TG set theory is ZF set theory plus Tarski’s axiom, which basically states that every set belongs to some Grothendieck universe. This axiom may sound unreasonably strong, since even the members of these universes imply the existence of further universes. However, set theorists are used to such assumptions. Through the gateway drug of an inaccessible cardinal (which guarantees the existence of one universe), set theorists have become addicted to a vast pharmacopoeia of unimaginably stronger assumptions. Tarski’s axiom turns out to be pretty tame compared with the others. Somehow, it also implies the axiom of choice.

The proof assistant Mizar

During the Cold War, those of us working in the West seldom noticed what was going on in the East not involving missiles and tanks, so the advocates of the QED Project were astonished to discover how much mathematics had already been formalised using a system that they had never heard of: Mizar, from the University of Białystok in Poland. It had been created in 1973 by Andrzej Trybulec. It offered a highly flexible language, based on Tarski–Grothendieck set theory, for mathematical concepts and proofs.

The Mizar language was designed to be readable by mathematicians while being strictly formal. Isabelle’s Isar language borrows heavily from Mizar. They are also pronounced similarly (if you are German).

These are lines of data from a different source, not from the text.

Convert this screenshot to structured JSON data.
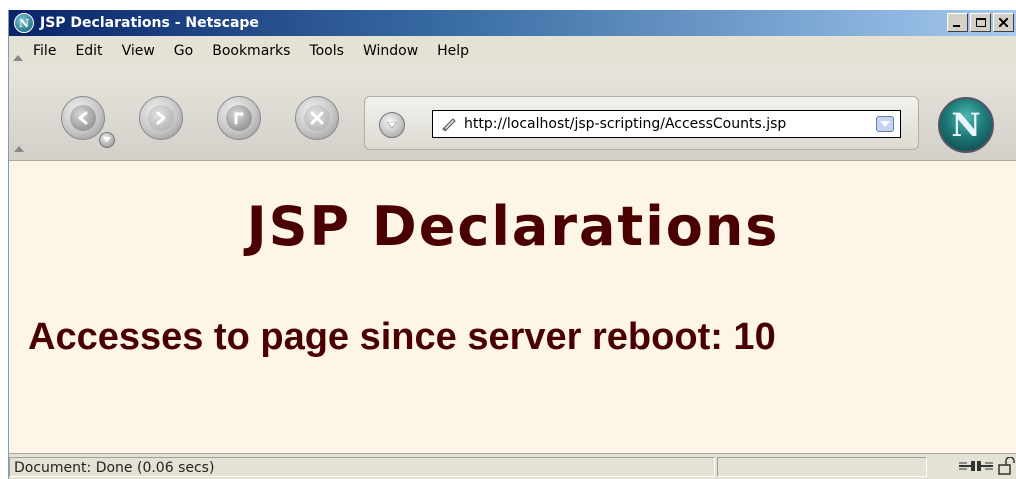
{
  "window": {
    "title": "JSP Declarations - Netscape",
    "app_icon": "netscape-n-icon",
    "controls": {
      "minimize": "_",
      "maximize": "□",
      "close": "✕"
    }
  },
  "menubar": {
    "items": [
      {
        "label": "File"
      },
      {
        "label": "Edit"
      },
      {
        "label": "View"
      },
      {
        "label": "Go"
      },
      {
        "label": "Bookmarks"
      },
      {
        "label": "Tools"
      },
      {
        "label": "Window"
      },
      {
        "label": "Help"
      }
    ]
  },
  "toolbar": {
    "buttons": [
      "back-icon",
      "forward-icon",
      "reload-icon",
      "stop-icon"
    ],
    "url": "http://localhost/jsp-scripting/AccessCounts.jsp",
    "throbber_letter": "N"
  },
  "content": {
    "heading": "JSP Declarations",
    "access_text": "Accesses to page since server reboot: 10"
  },
  "status": {
    "text": "Document: Done (0.06 secs)"
  },
  "colors": {
    "content_bg": "#fdf5e6",
    "heading_color": "#4a0000",
    "titlebar_start": "#0a246a"
  }
}
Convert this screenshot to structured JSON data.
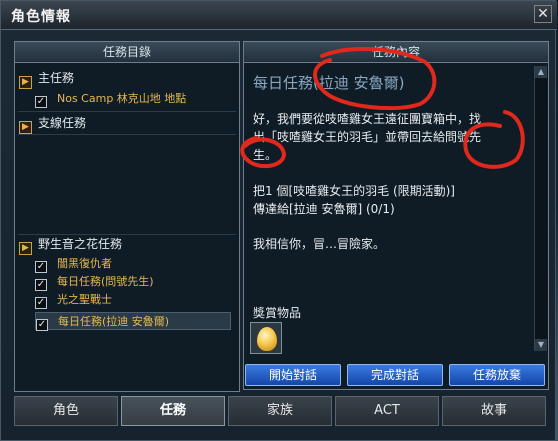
{
  "window": {
    "title": "角色情報",
    "close_glyph": "✕"
  },
  "left_panel": {
    "header": "任務目錄",
    "main_category": "主任務",
    "main_items": [
      "Nos Camp 林克山地 地點"
    ],
    "side_category": "支線任務",
    "event_category": "野生音之花任務",
    "event_items": [
      "闇黑復仇者",
      "每日任務(問號先生)",
      "光之聖戰士",
      "每日任務(拉迪 安魯爾)"
    ]
  },
  "right_panel": {
    "header": "任務內容",
    "quest_title": "每日任務(拉迪 安魯爾)",
    "desc_line1": "好，我們要從吱喳雞女王遠征團寶箱中，找",
    "desc_line2": "出「吱喳雞女王的羽毛」並帶回去給問號先",
    "desc_line3": "生。",
    "objective1": "把1 個[吱喳雞女王的羽毛 (限期活動)]",
    "objective2": "傳達給[拉迪 安魯爾]  (0/1)",
    "closing": "我相信你，冒…冒險家。",
    "reward_label": "獎賞物品",
    "reward_icon": "golden-egg-icon",
    "buttons": {
      "start": "開始對話",
      "complete": "完成對話",
      "abandon": "任務放棄"
    }
  },
  "tabs": [
    "角色",
    "任務",
    "家族",
    "ACT",
    "故事"
  ],
  "active_tab": "任務",
  "colors": {
    "quest_item": "#e6b84d",
    "button_blue": "#2a63c8",
    "marker_red": "#e0281c"
  }
}
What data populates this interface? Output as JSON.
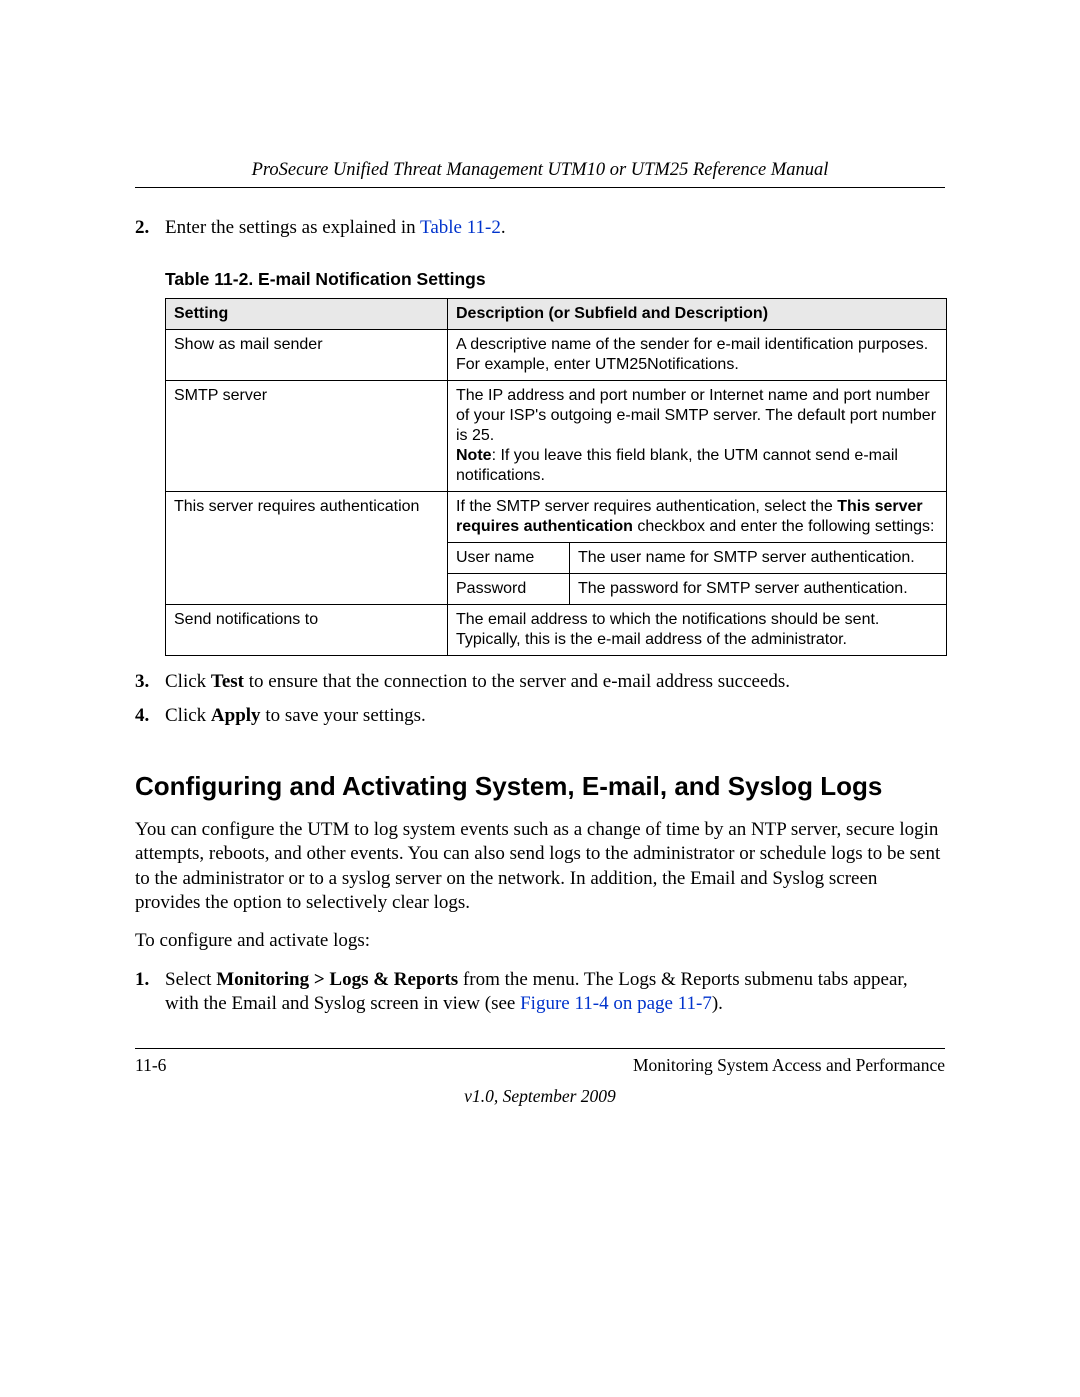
{
  "header": {
    "running_title": "ProSecure Unified Threat Management UTM10 or UTM25 Reference Manual"
  },
  "steps_a": {
    "s2": {
      "num": "2.",
      "pre": "Enter the settings as explained in ",
      "link": "Table 11-2",
      "post": "."
    }
  },
  "table": {
    "caption": "Table 11-2. E-mail Notification Settings",
    "head": {
      "c1": "Setting",
      "c2": "Description (or Subfield and Description)"
    },
    "r1": {
      "setting": "Show as mail sender",
      "desc": "A descriptive name of the sender for e-mail identification purposes. For example, enter UTM25Notifications."
    },
    "r2": {
      "setting": "SMTP server",
      "desc_pre": "The IP address and port number or Internet name and port number of your ISP's outgoing e-mail SMTP server. The default port number is 25.",
      "note_label": "Note",
      "note_text": ": If you leave this field blank, the UTM cannot send e-mail notifications."
    },
    "r3": {
      "setting": "This server requires authentication",
      "desc_pre": "If the SMTP server requires authentication, select the ",
      "bold": "This server requires authentication",
      "desc_post": " checkbox and enter the following settings:",
      "sub1_label": "User name",
      "sub1_desc": "The user name for SMTP server authentication.",
      "sub2_label": "Password",
      "sub2_desc": "The password for SMTP server authentication."
    },
    "r4": {
      "setting": "Send notifications to",
      "desc": "The email address to which the notifications should be sent. Typically, this is the e-mail address of the administrator."
    }
  },
  "steps_b": {
    "s3": {
      "num": "3.",
      "pre": "Click ",
      "bold": "Test",
      "post": " to ensure that the connection to the server and e-mail address succeeds."
    },
    "s4": {
      "num": "4.",
      "pre": "Click ",
      "bold": "Apply",
      "post": " to save your settings."
    }
  },
  "section": {
    "heading": "Configuring and Activating System, E-mail, and Syslog Logs",
    "p1": "You can configure the UTM to log system events such as a change of time by an NTP server, secure login attempts, reboots, and other events. You can also send logs to the administrator or schedule logs to be sent to the administrator or to a syslog server on the network. In addition, the Email and Syslog screen provides the option to selectively clear logs.",
    "p2": "To configure and activate logs:",
    "step1": {
      "num": "1.",
      "pre": "Select ",
      "bold": "Monitoring > Logs & Reports",
      "mid": " from the menu. The Logs & Reports submenu tabs appear, with the Email and Syslog screen in view (see ",
      "link": "Figure 11-4 on page 11-7",
      "post": ")."
    }
  },
  "footer": {
    "page_num": "11-6",
    "chapter": "Monitoring System Access and Performance",
    "version": "v1.0, September 2009"
  }
}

The Mizar Mathematical Library accumulated contributions by a great many authors. Isabelle’s Archive of Formal Proofs is one of several modern-day imitators of the MML. There’s a Historical outline by Bancerek.